***** Entries provided *****

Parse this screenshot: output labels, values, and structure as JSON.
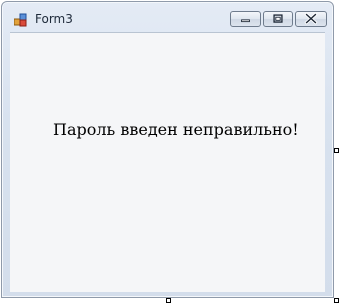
{
  "window": {
    "title": "Form3"
  },
  "icons": {
    "app": "form-app-icon",
    "minimize": "minimize-icon",
    "maximize": "maximize-icon",
    "close": "close-icon"
  },
  "content": {
    "message": "Пароль введен неправильно!"
  },
  "colors": {
    "titlebar": "#d8e2ef",
    "client_background": "#f5f6f8",
    "message_text": "#000000"
  }
}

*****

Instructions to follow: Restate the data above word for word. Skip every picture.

Output below:
Parse this screenshot: output labels, values, and structure as JSON.
{
  "window": {
    "title": "Form3"
  },
  "icons": {
    "app": "form-app-icon",
    "minimize": "minimize-icon",
    "maximize": "maximize-icon",
    "close": "close-icon"
  },
  "content": {
    "message": "Пароль введен неправильно!"
  },
  "colors": {
    "titlebar": "#d8e2ef",
    "client_background": "#f5f6f8",
    "message_text": "#000000"
  }
}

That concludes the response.